REQUIREMENT:
Below are some lines of data. Return all of them as they are.

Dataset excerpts
== Segment start ==

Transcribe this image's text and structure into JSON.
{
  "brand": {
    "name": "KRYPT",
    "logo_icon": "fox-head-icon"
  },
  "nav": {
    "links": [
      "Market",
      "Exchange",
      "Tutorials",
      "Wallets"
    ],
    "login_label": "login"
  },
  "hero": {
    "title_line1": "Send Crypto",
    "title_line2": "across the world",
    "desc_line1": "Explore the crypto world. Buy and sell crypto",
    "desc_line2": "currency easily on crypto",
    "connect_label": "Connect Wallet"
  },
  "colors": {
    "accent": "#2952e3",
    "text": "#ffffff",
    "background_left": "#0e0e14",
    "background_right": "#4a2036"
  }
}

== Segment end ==

RESULT:
Transcribe this image's text and structure into JSON.
{
  "brand": {
    "name": "KRYPT",
    "logo_icon": "fox-head-icon"
  },
  "nav": {
    "links": [
      "Market",
      "Exchange",
      "Tutorials",
      "Wallets"
    ],
    "login_label": "login"
  },
  "hero": {
    "title_line1": "Send Crypto",
    "title_line2": "across the world",
    "desc_line1": "Explore the crypto world. Buy and sell crypto",
    "desc_line2": "currency easily on crypto",
    "connect_label": "Connect Wallet"
  },
  "colors": {
    "accent": "#2952e3",
    "text": "#ffffff",
    "background_left": "#0e0e14",
    "background_right": "#4a2036"
  }
}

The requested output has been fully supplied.